Exercise requirements: Only the number is needed: how many lines of the records include "view"?

(Web page and app entries)
┄┄┄┄┄┄┄┄┄┄┄┄┄┄┄┄┄┄┄┄

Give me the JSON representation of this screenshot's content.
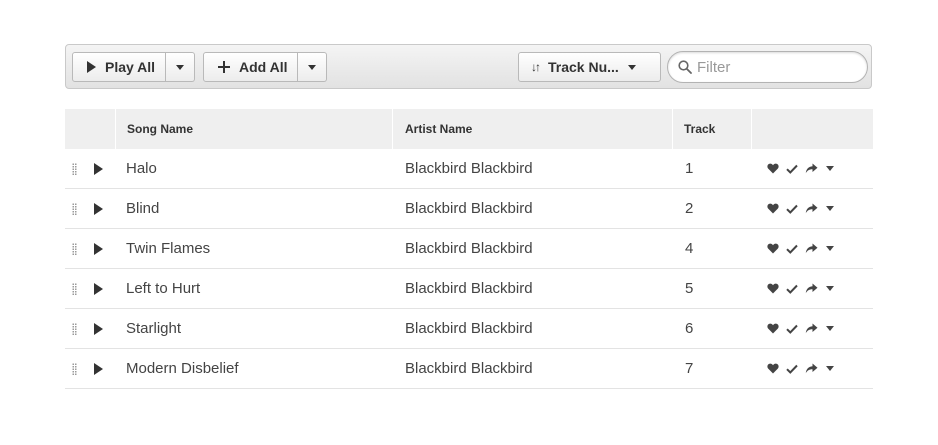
{
  "toolbar": {
    "play_all_label": "Play All",
    "add_all_label": "Add All",
    "sort_label": "Track Nu...",
    "sort_icon": "↓↑",
    "filter_placeholder": "Filter",
    "filter_value": ""
  },
  "table": {
    "columns": {
      "song": "Song Name",
      "artist": "Artist Name",
      "track": "Track"
    },
    "rows": [
      {
        "song": "Halo",
        "artist": "Blackbird Blackbird",
        "track": "1"
      },
      {
        "song": "Blind",
        "artist": "Blackbird Blackbird",
        "track": "2"
      },
      {
        "song": "Twin Flames",
        "artist": "Blackbird Blackbird",
        "track": "4"
      },
      {
        "song": "Left to Hurt",
        "artist": "Blackbird Blackbird",
        "track": "5"
      },
      {
        "song": "Starlight",
        "artist": "Blackbird Blackbird",
        "track": "6"
      },
      {
        "song": "Modern Disbelief",
        "artist": "Blackbird Blackbird",
        "track": "7"
      }
    ],
    "row_actions": [
      "heart-icon",
      "check-icon",
      "share-arrow-icon",
      "chevron-down-icon"
    ]
  },
  "colors": {
    "text": "#444444",
    "header_bg": "#efefef",
    "toolbar_bg": "#e8e8e8"
  }
}
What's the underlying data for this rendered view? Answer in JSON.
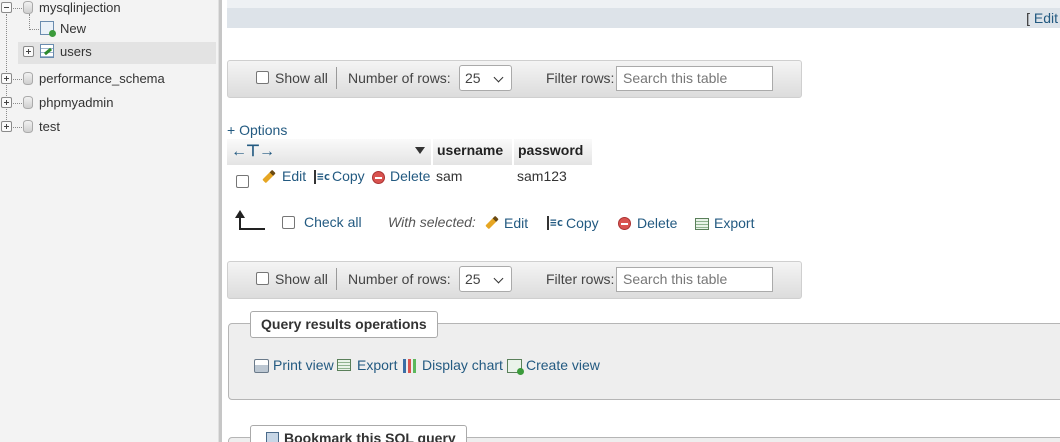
{
  "sidebar": {
    "items": [
      {
        "label": "mysqlinjection"
      },
      {
        "label": "New"
      },
      {
        "label": "users"
      },
      {
        "label": "performance_schema"
      },
      {
        "label": "phpmyadmin"
      },
      {
        "label": "test"
      }
    ]
  },
  "topbar": {
    "edit_inline": "Edit i"
  },
  "nav": {
    "show_all": "Show all",
    "rows_label": "Number of rows:",
    "rows_value": "25",
    "filter_label": "Filter rows:",
    "search_placeholder": "Search this table"
  },
  "options_link": "+ Options",
  "table": {
    "columns": [
      "username",
      "password"
    ],
    "rows": [
      {
        "edit": "Edit",
        "copy": "Copy",
        "delete": "Delete",
        "username": "sam",
        "password": "sam123"
      }
    ]
  },
  "bulk": {
    "check_all": "Check all",
    "with_selected": "With selected:",
    "edit": "Edit",
    "copy": "Copy",
    "delete": "Delete",
    "export": "Export"
  },
  "query_ops": {
    "legend": "Query results operations",
    "print_view": "Print view",
    "export": "Export",
    "display_chart": "Display chart",
    "create_view": "Create view"
  },
  "bookmark": {
    "legend": "Bookmark this SQL query"
  },
  "icons": [
    "db-icon",
    "new-icon",
    "table-icon",
    "pencil-icon",
    "copy-icon",
    "delete-icon",
    "export-icon",
    "print-icon",
    "chart-icon",
    "view-icon",
    "bookmark-icon"
  ]
}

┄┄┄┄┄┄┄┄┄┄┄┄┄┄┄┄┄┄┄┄

Answer box: 4